I'm back! Spent a week mountain bikin' in Utah. Pictures to follow. In the meantime...
During the past week I blogged over dial-up. Not terrible but I certainly missed my cable modem. Not to mention the 'phone bill was steeper than the summit at Brian Head. Whew.
The results of my "Do you use an RSS reader?" survey are [mostly] in. Yes = 59%, No = 30%, and Uh, what's RSS = 9%. That's about what I expected. I bet in another year - heck, in another six months - the 'No's will decline significantly. Of course this is taken from an atypical sample, the people who read my blog. (Actually a subsample, the people who read my blog and respond to surveys :) When my mom and your mom are reading RSS, just like today they're reading email, then we'll be at critical mass.
Bigwig wonders, once the California recall election is over, what's to stop a liberal from recalling the conservative who wins. But this ignores the fundamentals of the situation; although recalls have been technically possible for over 50 years, this is the first time voters have been dissatisfied enough with their governor to do something about it.
Man, does this ever raise my blood pressure: A textbook case of bad science. "Defenders of evolutionary theory in Texas say creation scientists are getting sneakier -- and more successful -- in getting their views into public school educational materials." Yeah, and the flat-Earth society is demanding equal time, too, to argue against the "theory" of a round Earth. Man, some people just refuse to accept facts, you know?
I saw this a few days ago, but couldn't view it properly on dial-up; Paul Thurrott has published screenshots of Longhorn, which is Microsoft's next version of Windows. There are lots of Microsofties claiming these aren't real, but whether they are or not they're certainly interesting. Check 'em out.
PVRBlog thinks about Tivo's Apple problem. I don't know if Tivo really has an "Apple problem"; they're a market leader in a new space, and there will be price-cutting and new competitors as the market matures. Apple was never the market leader, despite being the innovator...
Motorola has released the first Linux-based cell phone. "Announced last February, the A760 uses Linux as a core operating system, on top of which Java provides a multimedia application framework. Software that ships with the device includes a PDA-style personal information management suite, a video player, music player, an instant messaging tool and more." This could be the future of cell phones - imagine a bunch of open-source applications...
Panasonic's new "home theater in a box" includes a DVD recorder. I bet nobody reading this is surprised or even amazed. DVD recorders will take over, as surely as cassettes pushed out eight-tracks...
The new Matrix Revolutions trailer is out!
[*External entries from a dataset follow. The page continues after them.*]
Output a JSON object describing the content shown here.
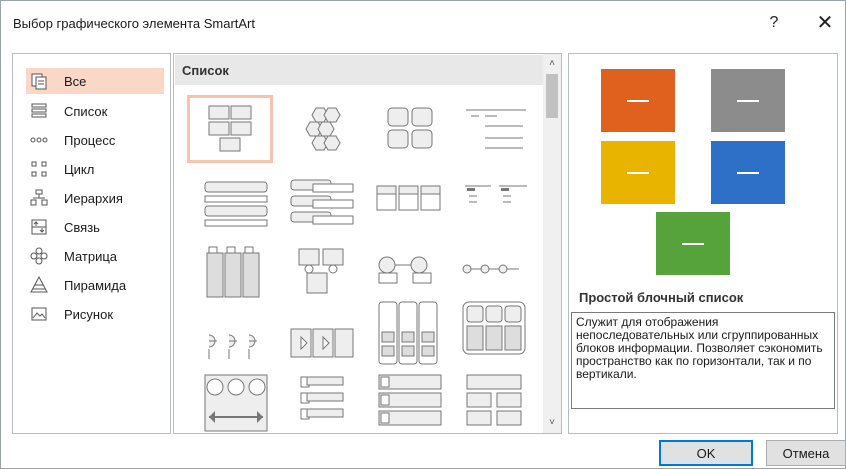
{
  "window": {
    "title": "Выбор графического элемента SmartArt",
    "help_label": "?",
    "close_label": "✕"
  },
  "categories": [
    {
      "label": "Все",
      "icon": "all-icon",
      "selected": true
    },
    {
      "label": "Список",
      "icon": "list-icon"
    },
    {
      "label": "Процесс",
      "icon": "process-icon"
    },
    {
      "label": "Цикл",
      "icon": "cycle-icon"
    },
    {
      "label": "Иерархия",
      "icon": "hierarchy-icon"
    },
    {
      "label": "Связь",
      "icon": "relationship-icon"
    },
    {
      "label": "Матрица",
      "icon": "matrix-icon"
    },
    {
      "label": "Пирамида",
      "icon": "pyramid-icon"
    },
    {
      "label": "Рисунок",
      "icon": "picture-icon"
    }
  ],
  "gallery": {
    "header": "Список",
    "scroll_up": "˄",
    "scroll_down": "˅"
  },
  "preview": {
    "layout_name": "Простой блочный список",
    "description": "Служит для отображения непоследовательных или сгруппированных блоков информации. Позволяет сэкономить пространство как по горизонтали, так и по вертикали.",
    "colors": [
      "#e0611e",
      "#8c8c8c",
      "#e8b400",
      "#2e6fc7",
      "#56a33b"
    ]
  },
  "buttons": {
    "ok": "OK",
    "cancel": "Отмена"
  }
}
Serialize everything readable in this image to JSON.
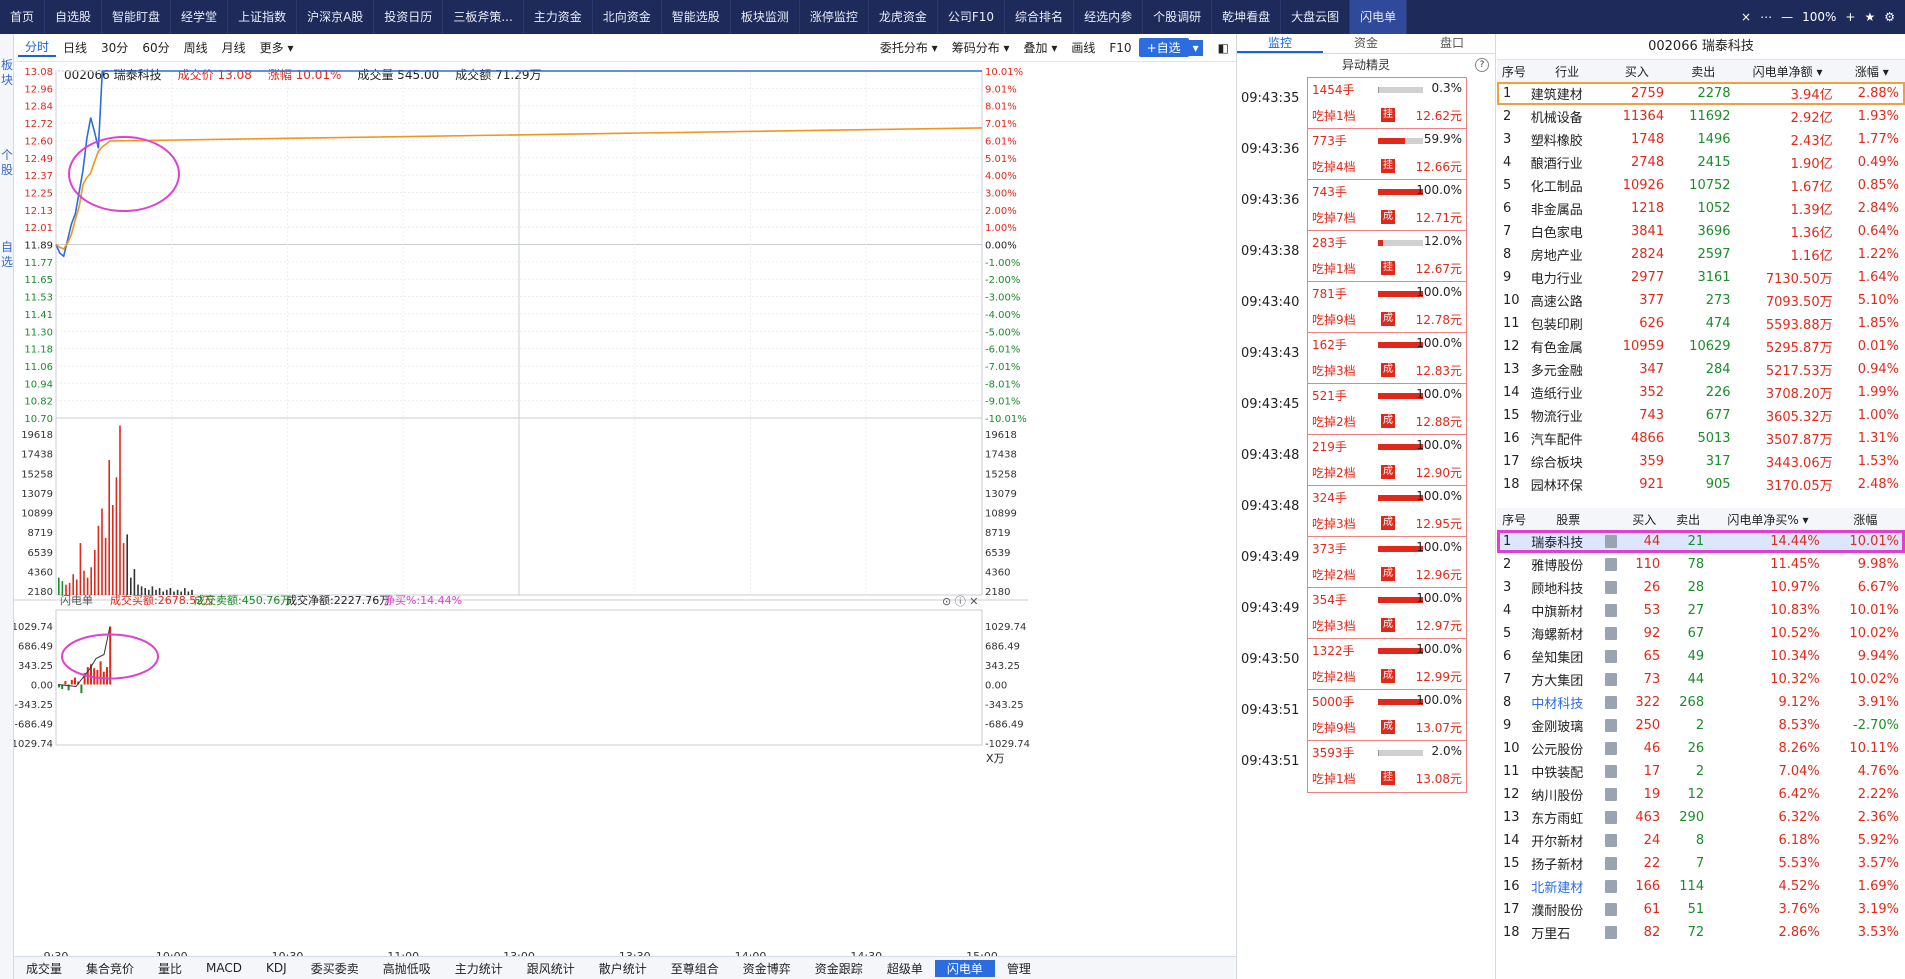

Yippee. Mark your calendars - November 5, 2003, is the release date. It looks excellent. I predict this movie will demonstrate whether good movies can still be box office blockbusters...